At Alaska West we fish as hard in our last week as we do in our first week. In this year’s closing act, we fished our wader clad asses off. Week 11 saw a mix of rain and sun, with a couple of unbelievable days of high wind.
Throughout the entire week though, the fishing stayed good as our tactics began to change as the lower Kuskokwim Delta came under the spell of fall. While the fishing for bright, chrome Silvers stayed consistent, we began to catch many more fish that were beginning to turn crimson in preparation to spawn. The wog remained the weapon of choice for fishing early in the day and a heavily weighted pink or cerise bunny leech took care of the remainder.
The Rainbow and Dolly fishing began to make a change late in the season as well. Many of the Dollies disappeared from what was left of the Chum spawning flats and headed up river to spawn themselves. Some did continue to hang behind the few fish still dropping eggs, but one had to look for them somewhat harder than in the weeks prior.
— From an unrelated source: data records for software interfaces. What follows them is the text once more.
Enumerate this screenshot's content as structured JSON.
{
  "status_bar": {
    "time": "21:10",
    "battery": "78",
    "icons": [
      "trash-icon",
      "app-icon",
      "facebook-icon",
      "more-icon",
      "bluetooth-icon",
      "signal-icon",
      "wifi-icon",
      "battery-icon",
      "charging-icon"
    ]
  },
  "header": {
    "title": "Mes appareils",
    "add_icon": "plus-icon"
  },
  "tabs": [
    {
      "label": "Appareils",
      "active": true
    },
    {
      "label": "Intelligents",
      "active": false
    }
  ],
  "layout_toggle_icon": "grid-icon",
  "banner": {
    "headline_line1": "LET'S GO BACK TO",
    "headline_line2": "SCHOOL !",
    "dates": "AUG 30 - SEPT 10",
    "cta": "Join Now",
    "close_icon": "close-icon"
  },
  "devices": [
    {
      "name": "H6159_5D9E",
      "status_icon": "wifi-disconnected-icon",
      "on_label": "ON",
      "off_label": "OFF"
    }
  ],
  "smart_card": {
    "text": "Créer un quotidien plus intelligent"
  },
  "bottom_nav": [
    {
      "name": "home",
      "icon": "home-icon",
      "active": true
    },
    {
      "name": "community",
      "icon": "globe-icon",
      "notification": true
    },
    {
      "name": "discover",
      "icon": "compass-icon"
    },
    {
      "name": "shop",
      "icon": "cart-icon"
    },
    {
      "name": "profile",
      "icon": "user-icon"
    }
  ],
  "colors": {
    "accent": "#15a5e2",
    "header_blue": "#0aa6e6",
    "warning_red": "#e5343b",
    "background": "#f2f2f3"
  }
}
Those looking to sight fish for Rainbows found them in side channels that had not been as subject to Week 10’s higher water. Some of the channels had been wiped clean of spawning salmon by the higher flows, leaving them empty and devoid of “egg eaters”. The channels that did still harbor Chums, were almost fishing better than they had all season and one could sense the on coming winter with the urgent ferocity with which the Rainbows would rush to take a well drifted bead.
Late season bead fishing requires anglers to scale back both tippet and hook sizes, and use a more stealthy approach as they present their egg imitations to educated fish. While small hooks and light line make for some harrowing battles in tight cover and heavy flow, the benefits out weigh the losses. So with a lighter touch and bit of guile, our guides showed our Week 11 anglers that we continue to save some of the best for last.